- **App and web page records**
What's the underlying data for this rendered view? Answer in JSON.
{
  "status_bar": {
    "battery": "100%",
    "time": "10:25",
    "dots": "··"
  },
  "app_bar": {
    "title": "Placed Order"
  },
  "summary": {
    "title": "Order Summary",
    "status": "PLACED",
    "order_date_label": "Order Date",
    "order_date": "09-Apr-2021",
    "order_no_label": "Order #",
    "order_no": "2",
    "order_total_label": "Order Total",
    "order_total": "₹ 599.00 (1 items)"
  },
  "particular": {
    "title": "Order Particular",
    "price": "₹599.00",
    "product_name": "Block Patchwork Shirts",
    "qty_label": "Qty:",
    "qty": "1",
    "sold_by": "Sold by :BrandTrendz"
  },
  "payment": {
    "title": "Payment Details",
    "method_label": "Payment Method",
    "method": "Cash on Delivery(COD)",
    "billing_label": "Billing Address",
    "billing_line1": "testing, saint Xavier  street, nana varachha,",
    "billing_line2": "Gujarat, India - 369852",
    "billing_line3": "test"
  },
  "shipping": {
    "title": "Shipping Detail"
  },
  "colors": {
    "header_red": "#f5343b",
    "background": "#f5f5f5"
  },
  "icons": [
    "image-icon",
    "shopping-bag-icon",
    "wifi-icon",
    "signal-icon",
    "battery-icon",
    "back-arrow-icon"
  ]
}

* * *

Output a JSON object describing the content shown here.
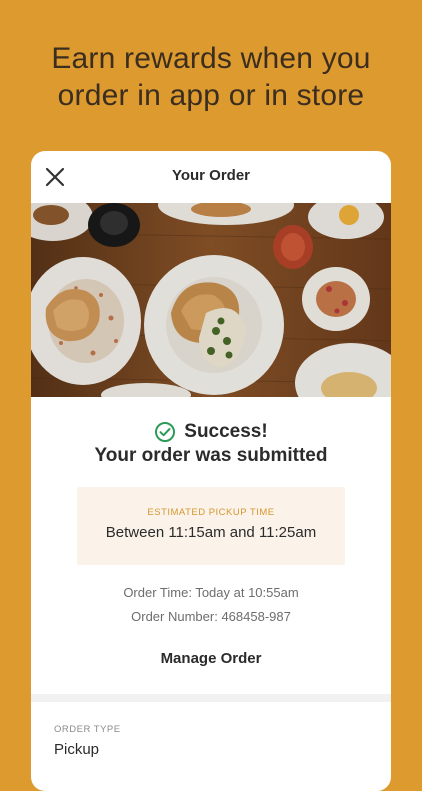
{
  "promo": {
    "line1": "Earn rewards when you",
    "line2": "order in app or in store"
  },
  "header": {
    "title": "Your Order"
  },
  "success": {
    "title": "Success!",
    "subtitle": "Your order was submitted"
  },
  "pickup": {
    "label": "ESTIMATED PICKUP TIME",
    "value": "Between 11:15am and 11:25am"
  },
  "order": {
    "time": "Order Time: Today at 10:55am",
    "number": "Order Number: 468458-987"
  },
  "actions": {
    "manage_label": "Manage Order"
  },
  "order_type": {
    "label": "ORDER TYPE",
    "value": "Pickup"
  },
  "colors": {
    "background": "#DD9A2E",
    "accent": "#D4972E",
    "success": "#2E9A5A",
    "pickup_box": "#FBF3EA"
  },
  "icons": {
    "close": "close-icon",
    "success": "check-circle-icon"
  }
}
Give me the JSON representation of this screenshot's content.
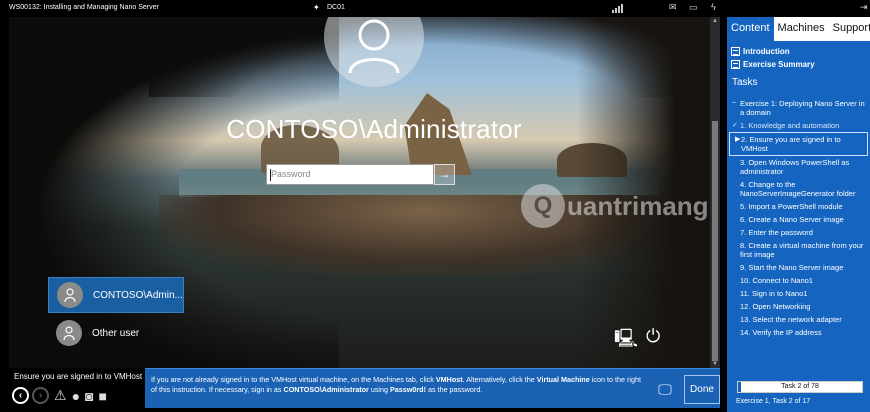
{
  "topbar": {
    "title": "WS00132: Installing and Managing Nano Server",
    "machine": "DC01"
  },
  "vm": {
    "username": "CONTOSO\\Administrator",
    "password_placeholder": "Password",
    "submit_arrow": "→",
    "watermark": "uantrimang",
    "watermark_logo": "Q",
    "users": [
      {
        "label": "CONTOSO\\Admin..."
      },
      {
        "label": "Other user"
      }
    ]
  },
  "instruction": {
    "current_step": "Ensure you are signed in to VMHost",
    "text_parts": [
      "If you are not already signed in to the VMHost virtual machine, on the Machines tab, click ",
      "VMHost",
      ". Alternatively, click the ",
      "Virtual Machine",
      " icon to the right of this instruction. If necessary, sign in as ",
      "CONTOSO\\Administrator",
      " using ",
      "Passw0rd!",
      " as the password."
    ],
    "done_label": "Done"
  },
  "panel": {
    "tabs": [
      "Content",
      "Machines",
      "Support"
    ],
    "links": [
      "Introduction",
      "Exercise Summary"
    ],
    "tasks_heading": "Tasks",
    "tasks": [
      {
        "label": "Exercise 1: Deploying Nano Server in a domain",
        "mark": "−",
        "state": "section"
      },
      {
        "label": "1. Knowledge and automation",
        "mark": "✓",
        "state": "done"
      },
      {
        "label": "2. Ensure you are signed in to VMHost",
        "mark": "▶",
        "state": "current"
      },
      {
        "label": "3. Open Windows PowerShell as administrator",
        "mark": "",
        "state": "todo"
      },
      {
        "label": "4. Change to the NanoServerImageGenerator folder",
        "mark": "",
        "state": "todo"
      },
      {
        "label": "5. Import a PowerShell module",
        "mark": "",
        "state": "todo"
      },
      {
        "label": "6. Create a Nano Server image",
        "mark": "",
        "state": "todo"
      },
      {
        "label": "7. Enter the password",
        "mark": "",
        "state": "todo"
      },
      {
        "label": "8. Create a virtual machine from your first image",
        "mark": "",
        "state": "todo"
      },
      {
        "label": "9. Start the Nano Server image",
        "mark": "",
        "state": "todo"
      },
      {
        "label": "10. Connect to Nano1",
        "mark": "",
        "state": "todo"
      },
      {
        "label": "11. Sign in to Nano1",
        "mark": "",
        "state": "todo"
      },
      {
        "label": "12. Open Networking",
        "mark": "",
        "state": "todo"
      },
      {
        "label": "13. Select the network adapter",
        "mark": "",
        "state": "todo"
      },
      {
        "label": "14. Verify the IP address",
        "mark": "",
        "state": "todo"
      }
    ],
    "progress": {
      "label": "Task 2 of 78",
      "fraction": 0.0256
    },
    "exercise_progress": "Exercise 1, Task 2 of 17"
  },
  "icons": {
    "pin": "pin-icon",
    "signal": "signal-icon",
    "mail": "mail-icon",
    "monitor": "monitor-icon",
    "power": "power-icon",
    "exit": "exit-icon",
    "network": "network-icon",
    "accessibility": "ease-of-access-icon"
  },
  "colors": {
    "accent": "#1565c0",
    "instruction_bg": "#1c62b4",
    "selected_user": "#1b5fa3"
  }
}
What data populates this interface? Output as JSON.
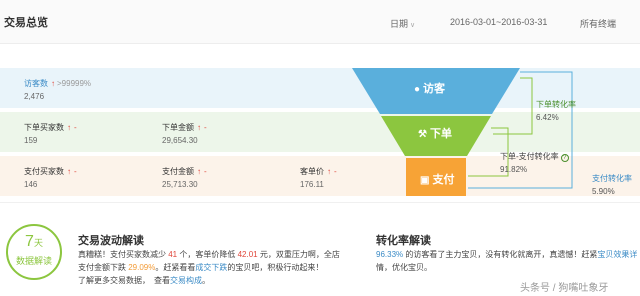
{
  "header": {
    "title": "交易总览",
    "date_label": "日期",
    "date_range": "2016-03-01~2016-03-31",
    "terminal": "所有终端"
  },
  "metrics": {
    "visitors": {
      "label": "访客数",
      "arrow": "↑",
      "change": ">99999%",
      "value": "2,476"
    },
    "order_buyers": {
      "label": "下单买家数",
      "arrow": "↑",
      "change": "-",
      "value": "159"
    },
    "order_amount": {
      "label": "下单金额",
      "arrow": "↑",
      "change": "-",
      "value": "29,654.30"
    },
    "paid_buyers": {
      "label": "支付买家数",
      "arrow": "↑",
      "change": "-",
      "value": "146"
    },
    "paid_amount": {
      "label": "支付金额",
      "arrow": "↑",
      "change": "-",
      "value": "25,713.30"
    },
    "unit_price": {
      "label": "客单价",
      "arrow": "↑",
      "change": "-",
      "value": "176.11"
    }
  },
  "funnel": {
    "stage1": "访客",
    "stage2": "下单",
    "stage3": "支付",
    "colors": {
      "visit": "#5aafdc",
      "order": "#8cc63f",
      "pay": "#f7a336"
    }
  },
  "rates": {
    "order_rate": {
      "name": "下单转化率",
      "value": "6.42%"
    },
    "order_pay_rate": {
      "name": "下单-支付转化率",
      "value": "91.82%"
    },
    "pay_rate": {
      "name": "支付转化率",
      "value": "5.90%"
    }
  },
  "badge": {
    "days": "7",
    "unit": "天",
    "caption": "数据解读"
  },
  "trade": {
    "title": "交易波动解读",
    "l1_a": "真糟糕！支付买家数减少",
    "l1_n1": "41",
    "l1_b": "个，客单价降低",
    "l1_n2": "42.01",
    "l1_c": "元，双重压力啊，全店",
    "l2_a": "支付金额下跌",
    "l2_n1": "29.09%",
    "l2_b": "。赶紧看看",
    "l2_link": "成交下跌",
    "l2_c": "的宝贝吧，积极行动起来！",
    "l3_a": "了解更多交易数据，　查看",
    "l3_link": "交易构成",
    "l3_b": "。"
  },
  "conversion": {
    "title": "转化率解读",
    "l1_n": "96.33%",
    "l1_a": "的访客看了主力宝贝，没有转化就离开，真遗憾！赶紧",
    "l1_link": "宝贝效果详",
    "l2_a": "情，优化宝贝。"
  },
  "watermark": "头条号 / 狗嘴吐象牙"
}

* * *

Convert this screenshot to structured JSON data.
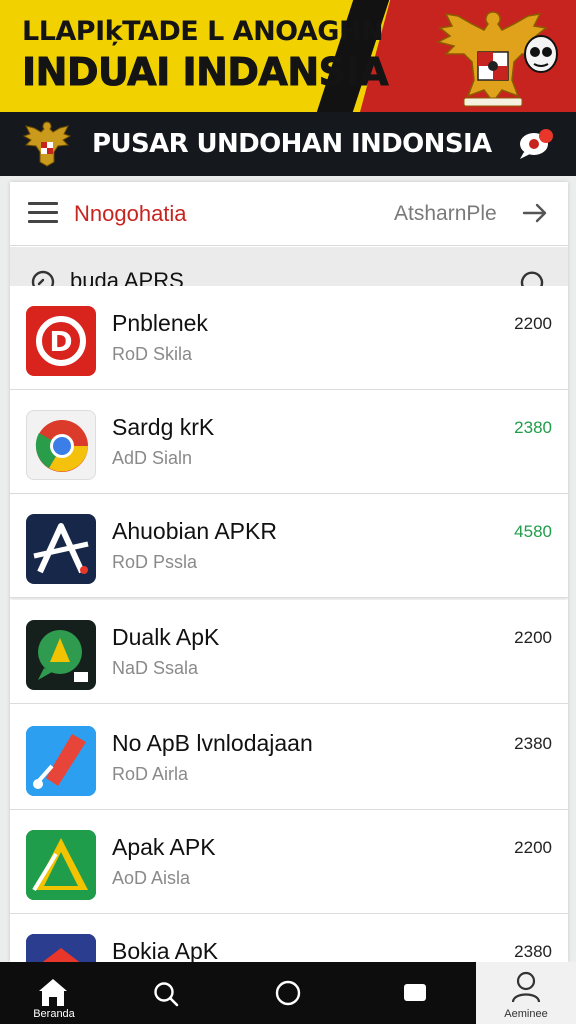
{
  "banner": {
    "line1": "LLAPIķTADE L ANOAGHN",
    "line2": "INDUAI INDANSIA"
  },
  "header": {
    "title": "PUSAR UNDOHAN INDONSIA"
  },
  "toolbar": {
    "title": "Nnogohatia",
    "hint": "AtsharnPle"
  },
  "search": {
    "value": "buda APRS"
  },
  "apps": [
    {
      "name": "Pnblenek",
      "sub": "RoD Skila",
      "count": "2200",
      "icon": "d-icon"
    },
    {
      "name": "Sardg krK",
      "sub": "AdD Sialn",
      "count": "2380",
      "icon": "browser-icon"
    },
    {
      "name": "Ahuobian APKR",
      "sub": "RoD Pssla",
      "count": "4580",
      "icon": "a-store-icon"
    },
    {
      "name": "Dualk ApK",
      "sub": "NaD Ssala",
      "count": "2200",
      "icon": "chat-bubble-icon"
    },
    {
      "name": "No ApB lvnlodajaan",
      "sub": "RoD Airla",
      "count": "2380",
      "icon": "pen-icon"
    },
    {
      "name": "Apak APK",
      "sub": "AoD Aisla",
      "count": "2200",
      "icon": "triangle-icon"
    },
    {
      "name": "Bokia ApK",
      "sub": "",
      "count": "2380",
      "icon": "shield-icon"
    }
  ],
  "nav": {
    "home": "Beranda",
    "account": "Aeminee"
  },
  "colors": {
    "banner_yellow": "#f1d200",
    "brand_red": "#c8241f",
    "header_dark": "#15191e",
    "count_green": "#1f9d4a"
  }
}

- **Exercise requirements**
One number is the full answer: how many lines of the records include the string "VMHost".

- **Reply to the exercise**
4